Retype each of the records below exactly, leaving the pictures out.

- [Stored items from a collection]
■ ■ ■ ■ ■

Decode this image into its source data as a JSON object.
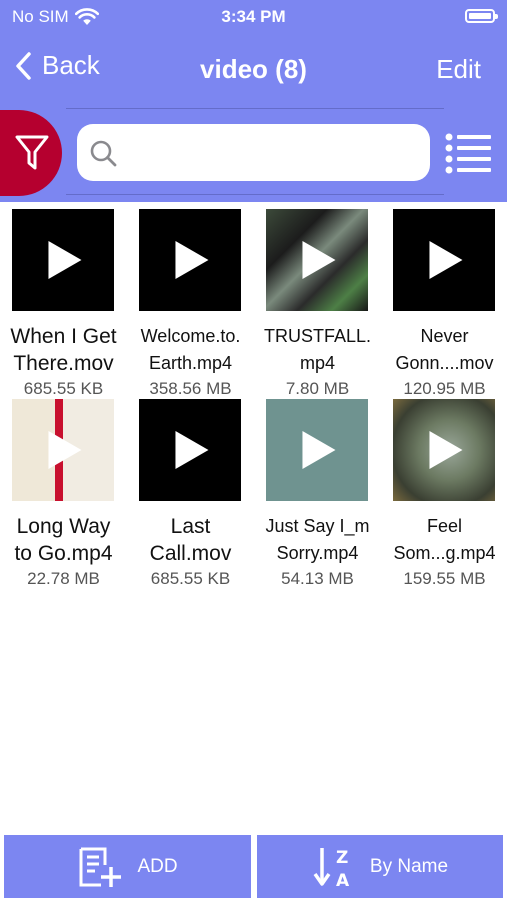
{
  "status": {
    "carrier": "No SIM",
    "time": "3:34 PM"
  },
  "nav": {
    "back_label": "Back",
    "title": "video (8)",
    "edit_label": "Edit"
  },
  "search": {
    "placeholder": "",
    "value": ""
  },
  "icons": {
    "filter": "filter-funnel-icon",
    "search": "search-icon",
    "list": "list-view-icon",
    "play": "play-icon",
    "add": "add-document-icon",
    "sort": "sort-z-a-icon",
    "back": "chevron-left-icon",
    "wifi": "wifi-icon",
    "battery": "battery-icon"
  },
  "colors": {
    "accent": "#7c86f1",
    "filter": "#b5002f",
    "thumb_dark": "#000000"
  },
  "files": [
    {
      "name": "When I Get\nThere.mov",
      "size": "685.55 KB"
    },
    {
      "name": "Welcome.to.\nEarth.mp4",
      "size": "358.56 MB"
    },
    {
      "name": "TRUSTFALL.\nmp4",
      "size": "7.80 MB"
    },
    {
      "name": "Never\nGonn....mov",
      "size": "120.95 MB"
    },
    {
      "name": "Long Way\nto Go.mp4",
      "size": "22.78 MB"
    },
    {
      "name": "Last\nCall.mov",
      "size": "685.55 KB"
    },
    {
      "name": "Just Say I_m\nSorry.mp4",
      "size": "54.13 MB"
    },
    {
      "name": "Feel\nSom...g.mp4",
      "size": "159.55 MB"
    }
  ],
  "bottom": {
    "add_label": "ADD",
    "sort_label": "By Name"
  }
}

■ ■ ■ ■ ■

- [Solution to this problem]
Decode this image into its source data as a JSON object.
{
  "status": {
    "carrier": "No SIM",
    "time": "3:34 PM"
  },
  "nav": {
    "back_label": "Back",
    "title": "video (8)",
    "edit_label": "Edit"
  },
  "search": {
    "placeholder": "",
    "value": ""
  },
  "icons": {
    "filter": "filter-funnel-icon",
    "search": "search-icon",
    "list": "list-view-icon",
    "play": "play-icon",
    "add": "add-document-icon",
    "sort": "sort-z-a-icon",
    "back": "chevron-left-icon",
    "wifi": "wifi-icon",
    "battery": "battery-icon"
  },
  "colors": {
    "accent": "#7c86f1",
    "filter": "#b5002f",
    "thumb_dark": "#000000"
  },
  "files": [
    {
      "name": "When I Get\nThere.mov",
      "size": "685.55 KB"
    },
    {
      "name": "Welcome.to.\nEarth.mp4",
      "size": "358.56 MB"
    },
    {
      "name": "TRUSTFALL.\nmp4",
      "size": "7.80 MB"
    },
    {
      "name": "Never\nGonn....mov",
      "size": "120.95 MB"
    },
    {
      "name": "Long Way\nto Go.mp4",
      "size": "22.78 MB"
    },
    {
      "name": "Last\nCall.mov",
      "size": "685.55 KB"
    },
    {
      "name": "Just Say I_m\nSorry.mp4",
      "size": "54.13 MB"
    },
    {
      "name": "Feel\nSom...g.mp4",
      "size": "159.55 MB"
    }
  ],
  "bottom": {
    "add_label": "ADD",
    "sort_label": "By Name"
  }
}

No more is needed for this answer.